Sadly this case did not end in joy like Elizabeth's. This case was heavily publicized here in Indiana.
Search ends: Bones ID'd as Jill Behrman's
Questions linger about death of IU student, 19
By Matthew Tully and Bruce Smith
March 14, 2003
After three years of unresolved suspicions and false leads, police on Thursday confirmed the worst -- they had identified the remains of 19-year-old Jill Behrman.
The discovery, however, provided few immediate answers to the mystery surrounding the Indiana University student's disappearance and death.
So far, investigators are at a loss to explain how Behrman's remains turned up 25 miles north of Bloomington's Salt Creek, which had been the focus of months of intense searches.
"The investigation starts afresh," Indiana State Police Sgt. Dave Bursten said at an evening news conference.
"Everything done to this point is still valid. At this point, everyone that was a suspect is still a suspect."
For Behrman's parents, the news came in a 2:30 p.m. meeting with authorities.

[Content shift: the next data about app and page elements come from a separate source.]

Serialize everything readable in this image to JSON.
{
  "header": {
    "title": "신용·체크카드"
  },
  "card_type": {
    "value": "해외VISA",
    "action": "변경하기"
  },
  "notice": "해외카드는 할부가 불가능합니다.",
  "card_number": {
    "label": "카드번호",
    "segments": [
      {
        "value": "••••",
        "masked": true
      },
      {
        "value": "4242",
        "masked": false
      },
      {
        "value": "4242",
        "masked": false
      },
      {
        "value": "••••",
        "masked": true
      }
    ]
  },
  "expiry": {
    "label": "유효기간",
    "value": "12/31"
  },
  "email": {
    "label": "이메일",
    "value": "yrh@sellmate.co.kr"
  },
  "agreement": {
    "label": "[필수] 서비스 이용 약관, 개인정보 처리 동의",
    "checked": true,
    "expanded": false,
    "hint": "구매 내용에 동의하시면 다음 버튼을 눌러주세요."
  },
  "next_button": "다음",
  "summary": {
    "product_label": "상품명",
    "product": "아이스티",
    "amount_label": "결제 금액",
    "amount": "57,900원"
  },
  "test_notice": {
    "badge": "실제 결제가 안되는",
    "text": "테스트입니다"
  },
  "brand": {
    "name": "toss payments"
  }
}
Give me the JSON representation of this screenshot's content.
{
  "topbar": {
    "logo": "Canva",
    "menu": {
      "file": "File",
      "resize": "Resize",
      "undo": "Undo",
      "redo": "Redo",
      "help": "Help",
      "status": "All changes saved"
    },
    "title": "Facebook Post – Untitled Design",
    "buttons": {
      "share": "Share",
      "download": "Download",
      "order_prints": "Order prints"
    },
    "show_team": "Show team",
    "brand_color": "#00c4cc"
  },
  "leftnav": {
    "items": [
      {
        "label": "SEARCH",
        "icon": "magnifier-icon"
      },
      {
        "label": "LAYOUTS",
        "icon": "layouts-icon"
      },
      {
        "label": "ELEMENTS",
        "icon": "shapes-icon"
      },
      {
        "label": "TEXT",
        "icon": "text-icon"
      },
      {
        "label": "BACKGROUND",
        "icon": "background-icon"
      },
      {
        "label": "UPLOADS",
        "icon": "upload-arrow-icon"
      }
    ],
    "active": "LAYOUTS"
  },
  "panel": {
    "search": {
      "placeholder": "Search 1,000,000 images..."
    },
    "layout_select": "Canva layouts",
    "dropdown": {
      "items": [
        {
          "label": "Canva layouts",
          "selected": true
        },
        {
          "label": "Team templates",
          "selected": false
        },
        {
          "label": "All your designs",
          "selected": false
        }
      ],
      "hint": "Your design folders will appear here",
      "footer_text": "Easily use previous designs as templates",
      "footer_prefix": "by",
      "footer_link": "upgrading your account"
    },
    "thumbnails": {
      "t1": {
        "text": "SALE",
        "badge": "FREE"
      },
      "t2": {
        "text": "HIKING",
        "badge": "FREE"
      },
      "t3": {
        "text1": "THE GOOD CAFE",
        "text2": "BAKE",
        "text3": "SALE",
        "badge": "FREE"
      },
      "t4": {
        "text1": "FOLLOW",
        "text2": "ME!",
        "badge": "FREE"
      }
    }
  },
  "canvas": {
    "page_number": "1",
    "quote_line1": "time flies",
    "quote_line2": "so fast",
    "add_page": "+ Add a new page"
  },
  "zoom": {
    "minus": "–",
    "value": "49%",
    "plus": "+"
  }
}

"The goal has always been to bring Jill home," her father, Eric Behrman, told an Indianapolis Star reporter as he walked his son's dog Thursday evening through the family's Bloomington neighborhood. "Now that's what we're able to do."
On Wednesday, an FBI official had called Eric Behrman to ask for the dental records of his daughter, who disappeared on May 31, 2000.
It was not the first time he had received such a request, but he knew something was up when he received a second call Thursday afternoon.
"There was a sense of urgency," he said.
The discovery ends the search phase of one of the most publicized missing-person cases in Indiana history.
It is a case that has attracted national attention, with concern for the young woman and her family stretching far beyond the Indiana college town.
Thursday's news left law enforcement officials re-energized, hoping the new evidence will help provide an answer to the most pressing question: What happened to Jill Behrman?
It's a question many have been asking since Behrman vanished.
Monroe County Prosecutor Carl Salzmann said the discovery will provide important forensic evidence.
"This is absolutely a significant event in our investigation," he said.
Police have identified a suspect in the case, Uriah J. Clouse, but he has not been charged in it.
Clouse is in the Monroe County Jail on an unrelated rape charge.
The discovery led Clouse's lawyer to once again declare his client's innocence.
"Tonight, my thoughts and prayers are certainly with the Behrmans," said John Plummer III. "But tomorrow I think we have to take another look at whether or not the truth has been told thus far."
The identification of the remains came as the Behrman family prepared to hold a memorial service on May 31, the three-year anniversary of her disappearance.
The latest break came as the case appeared to be going nowhere. Just last month, a frustrated Eric Behrman criticized the slow pace of the investigation.
"It's all back to the authorities," he said Thursday. "It's their ballgame. We'll continue to speak with investigators and prosecutors to find those responsible for Jill's death."
Police long have said they think Behrman was struck accidentally by a construction vehicle that spring morning while riding her bike on Harrell Road.
The focus turned to Salt Creek, where investigators thought Behrman's body was dumped after she was killed.
Everything changed on Sunday afternoon, when a turkey hunter and his son stumbled across a skull and some other bones in a Morgan County field.
The remains, found in a wooded area surrounded by farm fields and streams, triggered an investigation that led to Thursday's news.
Anthropologists from the University of Indianapolis sifted through the partially frozen ground, recovering the remains as well as personal effects, such as an earring.
The investigators found an arm and leg bones, and a jawbone that included teeth. Using X-rays, Dr. Ted Parks of the IU School of Dentistry identified the teeth as Behrman's.
Indiana State Police Detective Rick Lang said it will take some time for forensics experts to conduct DNA comparisons on the bones.
It could be two to three weeks before the remains are turned over to the Behrman family.
Investigators, meanwhile, will go back to the scene to search for more evidence.
Prosecutors from Monroe and Morgan counties said they will work together on the case.
Both Salzmann and Morgan County Prosecutor Steve Sonnega said any eventual prosecution will occur in the county more likely to obtain a conviction.
"I have no ego about this," said Sonnega.
Bloomington residents and IU students said they were relieved for the family. But some said true closure will come only when investigators determine who is responsible.
"At first I think everybody was more cautious and more scared," said Jessica Olry, a 22-year-old senior. "Now I just think that when they finally know what happened, it will bring closure for everyone."
Nowhere was the news felt more deeply than in the Bloomington home of the Behrman family.
From day one, family members have been at the forefront of the search, working hard to make sure the case was not forgotten.
After years of interviews, searches and memorials, the family huddled Thursday in the home of Behrman's parents.
They avoided the news conference, saying they needed privacy.
"Our deepest appreciation goes out to the hundreds and thousands of people in Bloomington, statewide and nationally who have joined us in this ordeal and kept Jill in their prayers," they said in a statement.
Star reporter Jason Thomas contributed to this report. Call Star reporter Matthew Tully at 1-317-327-4484.